[Dataset rows describing interfaces]
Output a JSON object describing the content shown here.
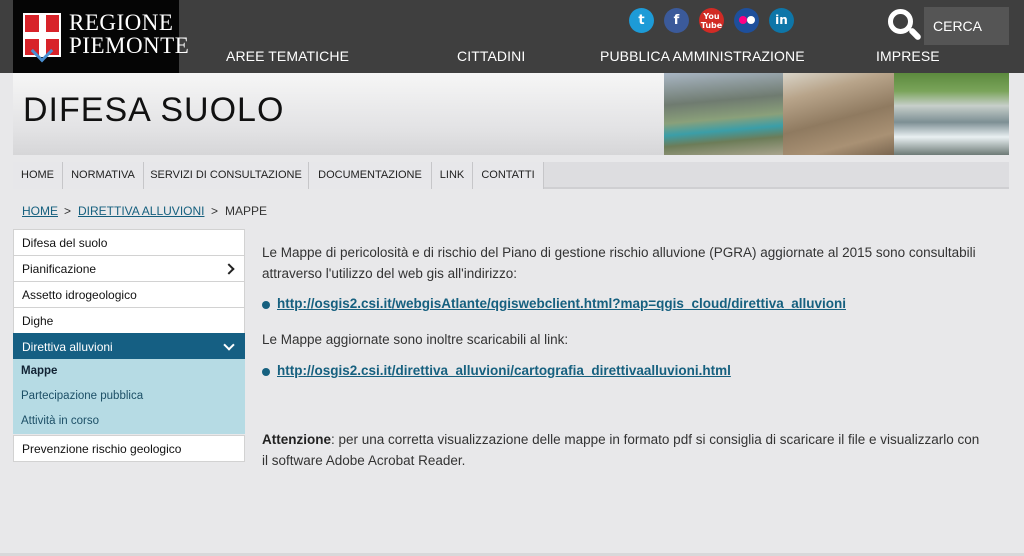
{
  "header": {
    "logo_line1": "REGIONE",
    "logo_line2": "PIEMONTE",
    "social": [
      {
        "name": "twitter",
        "glyph": "t",
        "color": "#1d9bd7"
      },
      {
        "name": "facebook",
        "glyph": "f",
        "color": "#3b5a9a"
      },
      {
        "name": "youtube",
        "glyph": "You\nTube",
        "color": "#d12b25"
      },
      {
        "name": "flickr",
        "glyph": "",
        "color": "#1e4f9b"
      },
      {
        "name": "linkedin",
        "glyph": "in",
        "color": "#0e76a8"
      }
    ],
    "search_label": "CERCA",
    "nav": [
      "AREE TEMATICHE",
      "CITTADINI",
      "PUBBLICA AMMINISTRAZIONE",
      "IMPRESE"
    ]
  },
  "banner": {
    "title": "DIFESA SUOLO"
  },
  "subnav": [
    "HOME",
    "NORMATIVA",
    "SERVIZI DI CONSULTAZIONE",
    "DOCUMENTAZIONE",
    "LINK",
    "CONTATTI"
  ],
  "breadcrumb": {
    "home": "HOME",
    "parent": "DIRETTIVA ALLUVIONI",
    "current": "MAPPE",
    "separator": ">"
  },
  "sidebar": {
    "items": [
      {
        "label": "Difesa del suolo"
      },
      {
        "label": "Pianificazione"
      },
      {
        "label": "Assetto idrogeologico"
      },
      {
        "label": "Dighe"
      },
      {
        "label": "Direttiva alluvioni"
      }
    ],
    "subitems": [
      {
        "label": "Mappe"
      },
      {
        "label": "Partecipazione pubblica"
      },
      {
        "label": "Attività in corso"
      }
    ],
    "last": {
      "label": "Prevenzione rischio geologico"
    }
  },
  "content": {
    "intro": "Le Mappe di pericolosità e di rischio del Piano di gestione rischio alluvione (PGRA) aggiornate al 2015 sono consultabili attraverso l'utilizzo del web gis all'indirizzo:",
    "link1": "http://osgis2.csi.it/webgisAtlante/qgiswebclient.html?map=qgis_cloud/direttiva_alluvioni",
    "intro2": "Le Mappe aggiornate sono inoltre scaricabili al link:",
    "link2": "http://osgis2.csi.it/direttiva_alluvioni/cartografia_direttivaalluvioni.html",
    "attention_label": "Attenzione",
    "attention_text": ": per una corretta visualizzazione delle mappe in formato pdf si consiglia di scaricare il file e visualizzarlo con il software Adobe Acrobat Reader."
  },
  "colors": {
    "header_bg": "#3f3f3f",
    "accent": "#155f83",
    "sub_bg": "#b6dbe4",
    "page_bg": "#e8e8ea"
  }
}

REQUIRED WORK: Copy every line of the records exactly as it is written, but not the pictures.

EXERCISE RESULT:
Output a JSON object describing the content shown here.
{
  "header": {
    "logo_line1": "REGIONE",
    "logo_line2": "PIEMONTE",
    "social": [
      {
        "name": "twitter",
        "glyph": "t",
        "color": "#1d9bd7"
      },
      {
        "name": "facebook",
        "glyph": "f",
        "color": "#3b5a9a"
      },
      {
        "name": "youtube",
        "glyph": "You\nTube",
        "color": "#d12b25"
      },
      {
        "name": "flickr",
        "glyph": "",
        "color": "#1e4f9b"
      },
      {
        "name": "linkedin",
        "glyph": "in",
        "color": "#0e76a8"
      }
    ],
    "search_label": "CERCA",
    "nav": [
      "AREE TEMATICHE",
      "CITTADINI",
      "PUBBLICA AMMINISTRAZIONE",
      "IMPRESE"
    ]
  },
  "banner": {
    "title": "DIFESA SUOLO"
  },
  "subnav": [
    "HOME",
    "NORMATIVA",
    "SERVIZI DI CONSULTAZIONE",
    "DOCUMENTAZIONE",
    "LINK",
    "CONTATTI"
  ],
  "breadcrumb": {
    "home": "HOME",
    "parent": "DIRETTIVA ALLUVIONI",
    "current": "MAPPE",
    "separator": ">"
  },
  "sidebar": {
    "items": [
      {
        "label": "Difesa del suolo"
      },
      {
        "label": "Pianificazione"
      },
      {
        "label": "Assetto idrogeologico"
      },
      {
        "label": "Dighe"
      },
      {
        "label": "Direttiva alluvioni"
      }
    ],
    "subitems": [
      {
        "label": "Mappe"
      },
      {
        "label": "Partecipazione pubblica"
      },
      {
        "label": "Attività in corso"
      }
    ],
    "last": {
      "label": "Prevenzione rischio geologico"
    }
  },
  "content": {
    "intro": "Le Mappe di pericolosità e di rischio del Piano di gestione rischio alluvione (PGRA) aggiornate al 2015 sono consultabili attraverso l'utilizzo del web gis all'indirizzo:",
    "link1": "http://osgis2.csi.it/webgisAtlante/qgiswebclient.html?map=qgis_cloud/direttiva_alluvioni",
    "intro2": "Le Mappe aggiornate sono inoltre scaricabili al link:",
    "link2": "http://osgis2.csi.it/direttiva_alluvioni/cartografia_direttivaalluvioni.html",
    "attention_label": "Attenzione",
    "attention_text": ": per una corretta visualizzazione delle mappe in formato pdf si consiglia di scaricare il file e visualizzarlo con il software Adobe Acrobat Reader."
  },
  "colors": {
    "header_bg": "#3f3f3f",
    "accent": "#155f83",
    "sub_bg": "#b6dbe4",
    "page_bg": "#e8e8ea"
  }
}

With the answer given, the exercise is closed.